While Whole Foods offers medical insurance and competitive wages, it is explicitly anti-union. Libertarian CEO John Mackey has not only critiqued unions for pitting workers against management, but proclaimed that according to his reading of the constitution, U.S. citizens lack "any intrinsic right" to healthcare. While money spent at Whole Foods supports a company consistently named on Forbes’ "Best Places to Work" list, it also supports anti-union efforts and conservative values.
2. Trader Joe's:
Trader Joe’s is like Whole Foods’ precocious younger sibling: spunky, upbeat, and a little more approachable.
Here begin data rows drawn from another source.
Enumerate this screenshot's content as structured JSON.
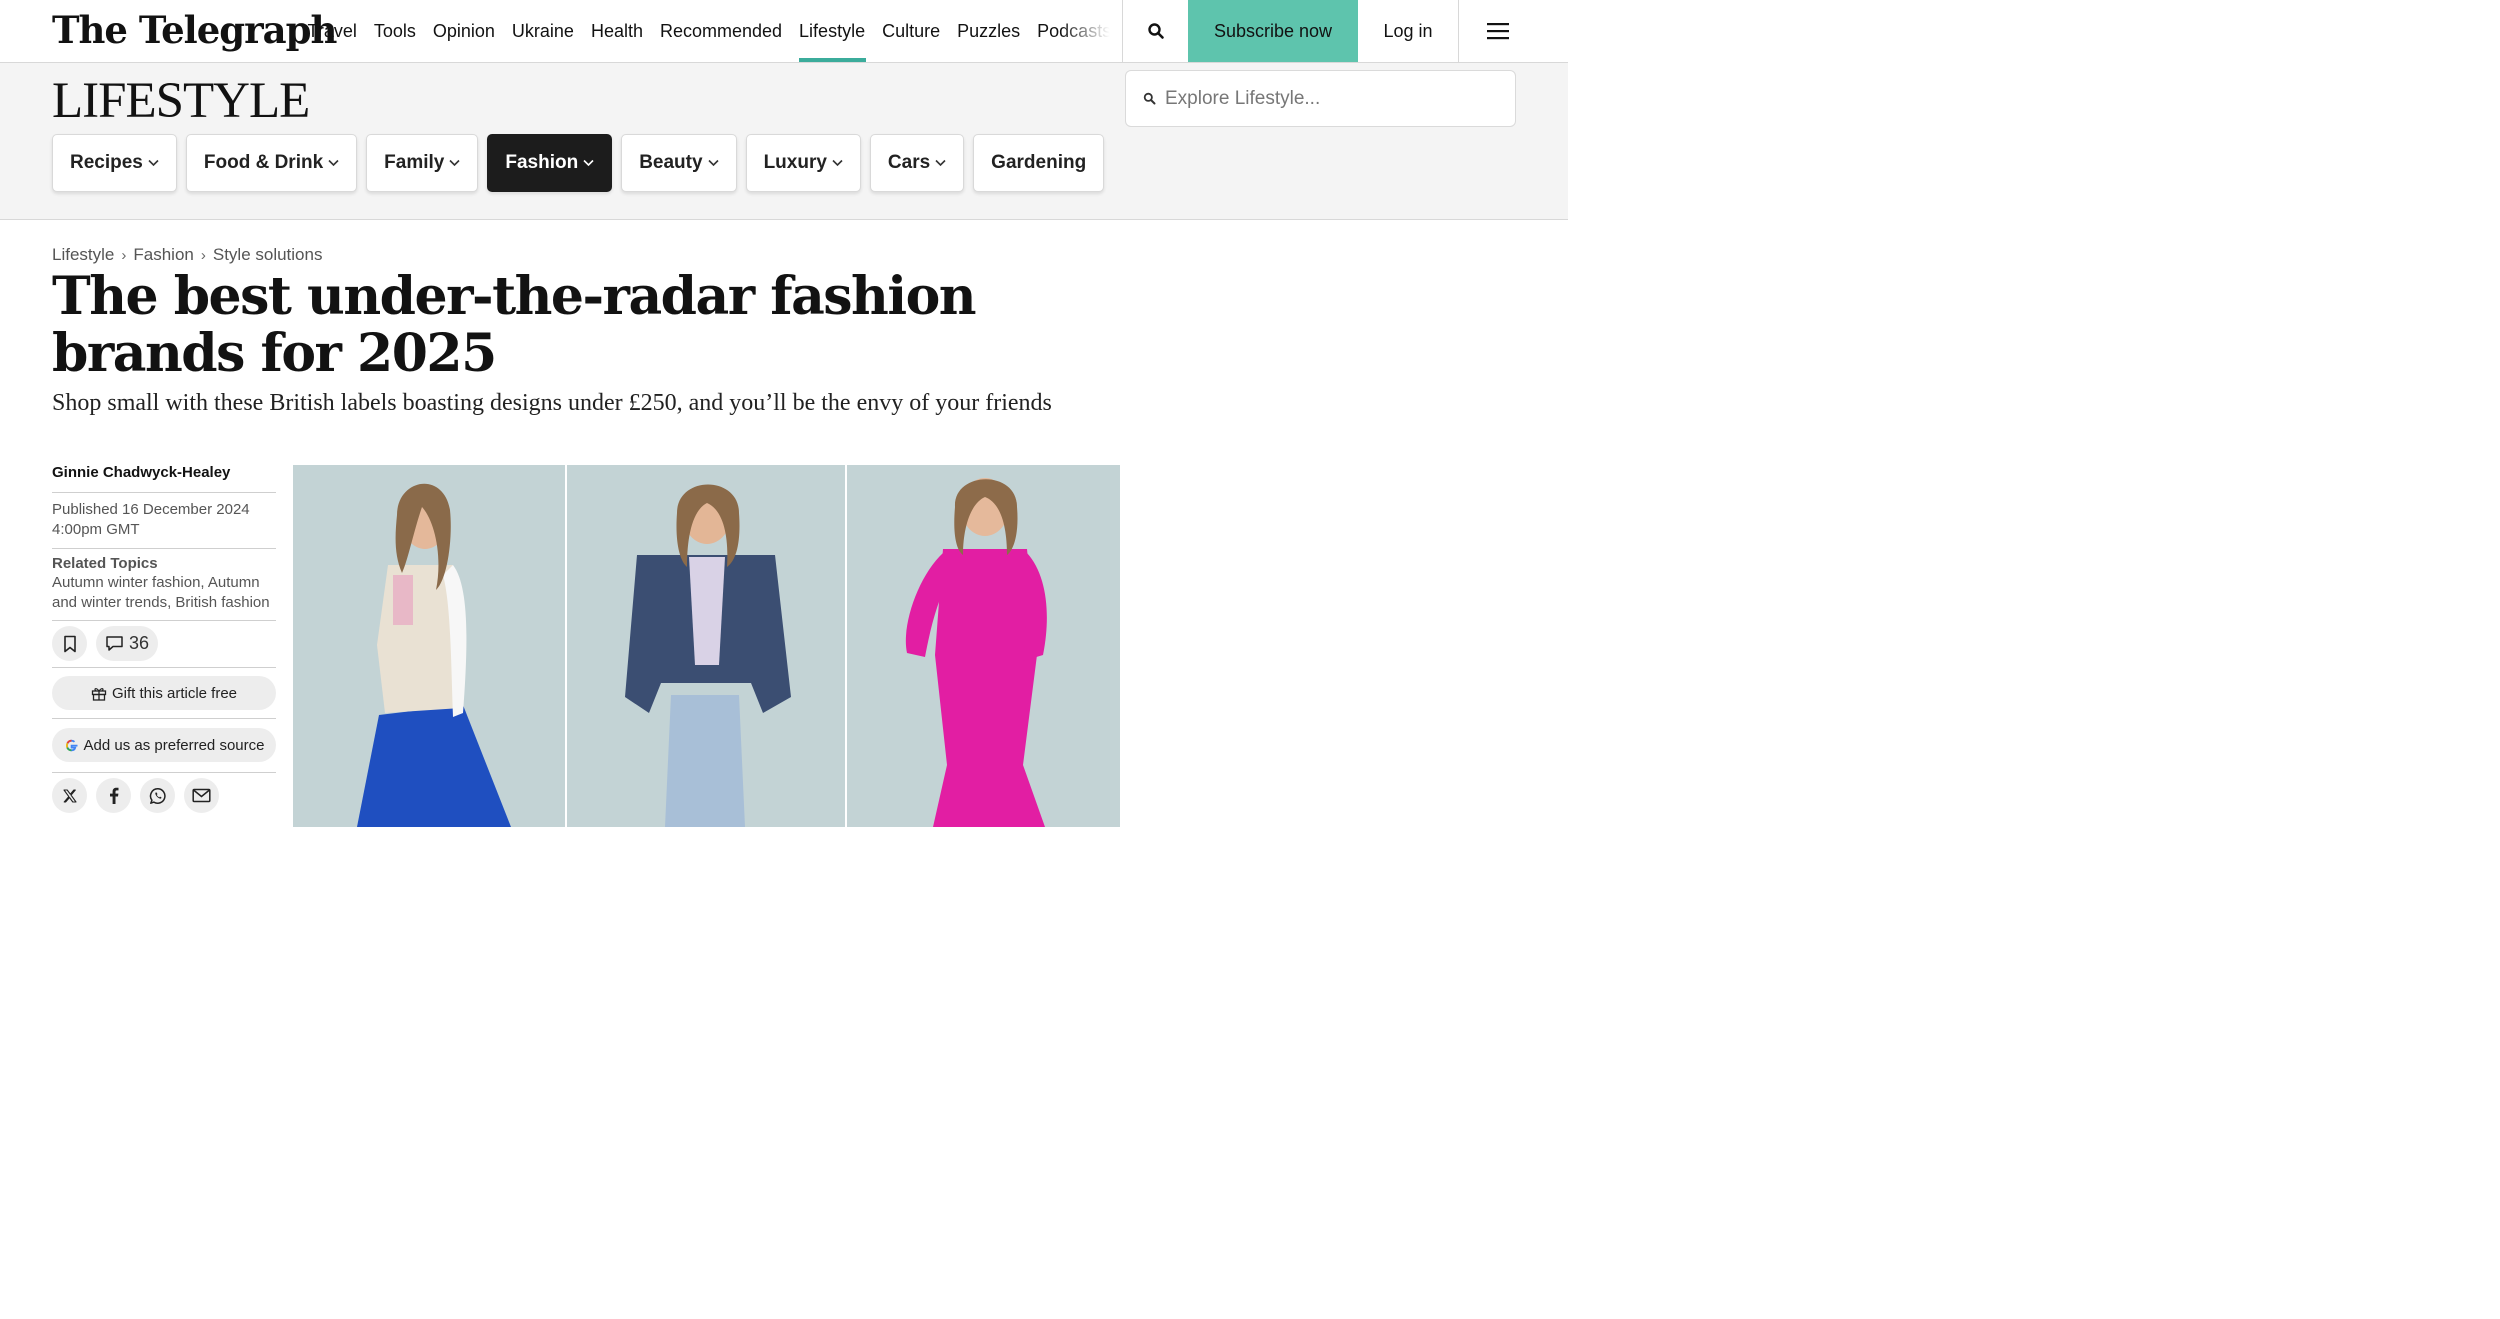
{
  "header": {
    "logo": "The Telegraph",
    "nav": [
      "Travel",
      "Tools",
      "Opinion",
      "Ukraine",
      "Health",
      "Recommended",
      "Lifestyle",
      "Culture",
      "Puzzles",
      "Podcasts"
    ],
    "active_nav": "Lifestyle",
    "subscribe_label": "Subscribe now",
    "login_label": "Log in",
    "accent_color": "#5ec4ad"
  },
  "section": {
    "title": "LIFESTYLE",
    "search_placeholder": "Explore Lifestyle...",
    "subnav": [
      {
        "label": "Recipes",
        "dropdown": true
      },
      {
        "label": "Food & Drink",
        "dropdown": true
      },
      {
        "label": "Family",
        "dropdown": true
      },
      {
        "label": "Fashion",
        "dropdown": true,
        "active": true
      },
      {
        "label": "Beauty",
        "dropdown": true
      },
      {
        "label": "Luxury",
        "dropdown": true
      },
      {
        "label": "Cars",
        "dropdown": true
      },
      {
        "label": "Gardening",
        "dropdown": false
      }
    ]
  },
  "article": {
    "breadcrumb": [
      "Lifestyle",
      "Fashion",
      "Style solutions"
    ],
    "headline": "The best under-the-radar fashion brands for 2025",
    "standfirst": "Shop small with these British labels boasting designs under £250, and you’ll be the envy of your friends",
    "author": "Ginnie Chadwyck-Healey",
    "published_line1": "Published 16 December 2024",
    "published_line2": "4:00pm GMT",
    "related_topics_label": "Related Topics",
    "related_topics": "Autumn winter fashion, Autumn and winter trends, British fashion",
    "comment_count": "36",
    "gift_label": "Gift this article free",
    "preferred_source_label": "Add us as preferred source",
    "share_icons": [
      "x-icon",
      "facebook-icon",
      "whatsapp-icon",
      "email-icon"
    ]
  }
}
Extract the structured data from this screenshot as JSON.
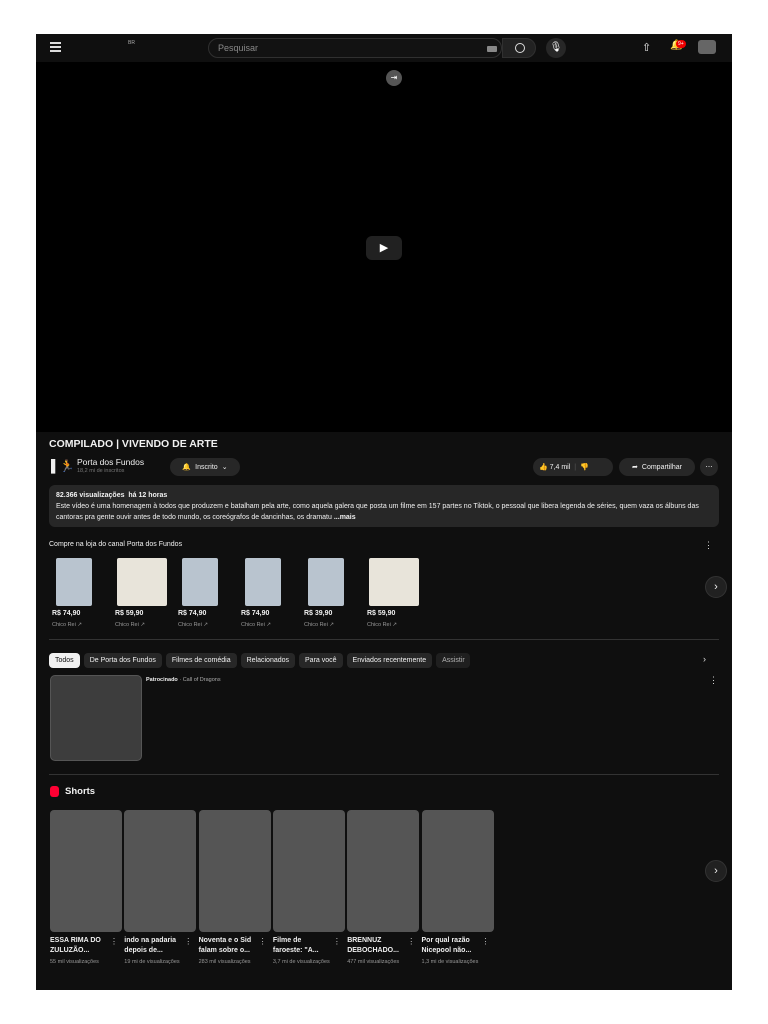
{
  "header": {
    "region": "BR",
    "search_placeholder": "Pesquisar",
    "notifications": "9+"
  },
  "video": {
    "title": "COMPILADO | VIVENDO DE ARTE"
  },
  "channel": {
    "name": "Porta dos Fundos",
    "subscribers": "18,2 mi de inscritos",
    "subscribe_label": "Inscrito"
  },
  "actions": {
    "likes": "7,4 mil",
    "share": "Compartilhar"
  },
  "description": {
    "views": "82.366 visualizações",
    "age": "há 12 horas",
    "text": "Este vídeo é uma homenagem à todos que produzem e batalham pela arte, como aquela galera que posta um filme em 157 partes no Tiktok, o pessoal que libera legenda de séries, quem vaza os álbuns das cantoras pra gente ouvir antes de todo mundo, os coreógrafos de dancinhas, os dramatu",
    "more": "...mais"
  },
  "shop": {
    "title": "Compre na loja do canal Porta dos Fundos",
    "products": [
      {
        "price": "R$ 74,90",
        "seller": "Chico Rei"
      },
      {
        "price": "R$ 59,90",
        "seller": "Chico Rei"
      },
      {
        "price": "R$ 74,90",
        "seller": "Chico Rei"
      },
      {
        "price": "R$ 74,90",
        "seller": "Chico Rei"
      },
      {
        "price": "R$ 39,90",
        "seller": "Chico Rei"
      },
      {
        "price": "R$ 59,90",
        "seller": "Chico Rei"
      }
    ]
  },
  "chips": [
    "Todos",
    "De Porta dos Fundos",
    "Filmes de comédia",
    "Relacionados",
    "Para você",
    "Enviados recentemente",
    "Assistir"
  ],
  "ad": {
    "label": "Patrocinado",
    "advertiser": "· Call of Dragons"
  },
  "shorts": {
    "title": "Shorts",
    "items": [
      {
        "title": "ESSA RIMA DO ZULUZÃO...",
        "views": "55 mil visualizações"
      },
      {
        "title": "indo na padaria depois de...",
        "views": "19 mi de visualizações"
      },
      {
        "title": "Noventa e o Sid falam sobre o...",
        "views": "283 mil visualizações"
      },
      {
        "title": "Filme de faroeste: \"A...",
        "views": "3,7 mi de visualizações"
      },
      {
        "title": "BRENNUZ DEBOCHADO...",
        "views": "477 mil visualizações"
      },
      {
        "title": "Por qual razão Nicepool não...",
        "views": "1,3 mi de visualizações"
      }
    ]
  }
}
With a starting salary at $10-$12 an hour and health insurance even for part-time crew members, it’s no small wonder that everyone working at Trader Joe’s seems to have a smile on their face. Unfortunately, workers at Trader Joe’s are not unionized. However, full-time crew members get paid upwards of $40,000 annually a solidly living wage, with room for mobility up to six-figures. Other fringe benefits include dental coverage and an employee discount.
After a 2-year campaign, Trader Joe’s signed onto the CIW fair labor agreement in 2012. Fair trade foods are in high supply and clearly marked, but steer clear of their shrimp, whose supplier has been linked to child labor practices in Thailand.
Costco clerks and warehouse workers earn an average of $41,000 a year, provided they work full-time. A wholesale "warehouse club," Costco lacks the earthy-crunchy refinery of Whole Foods or Trader Joe’s, but allows members (customers) to buy grocery and household items in bulk and has one of the best labor rights track records in the country for a chain of its size. Only a small portion of Costco stores are unionized — most locations in California and some scattered around the Northeast. However, the company’s Employment Agreement guarantees that all Costco workers gain the same benefits as those who are unionized. Costco also carries fair trade certified products.
For other unionized grocery stores check out Safeway, Ahold, Kroger, or any of the stores listed here.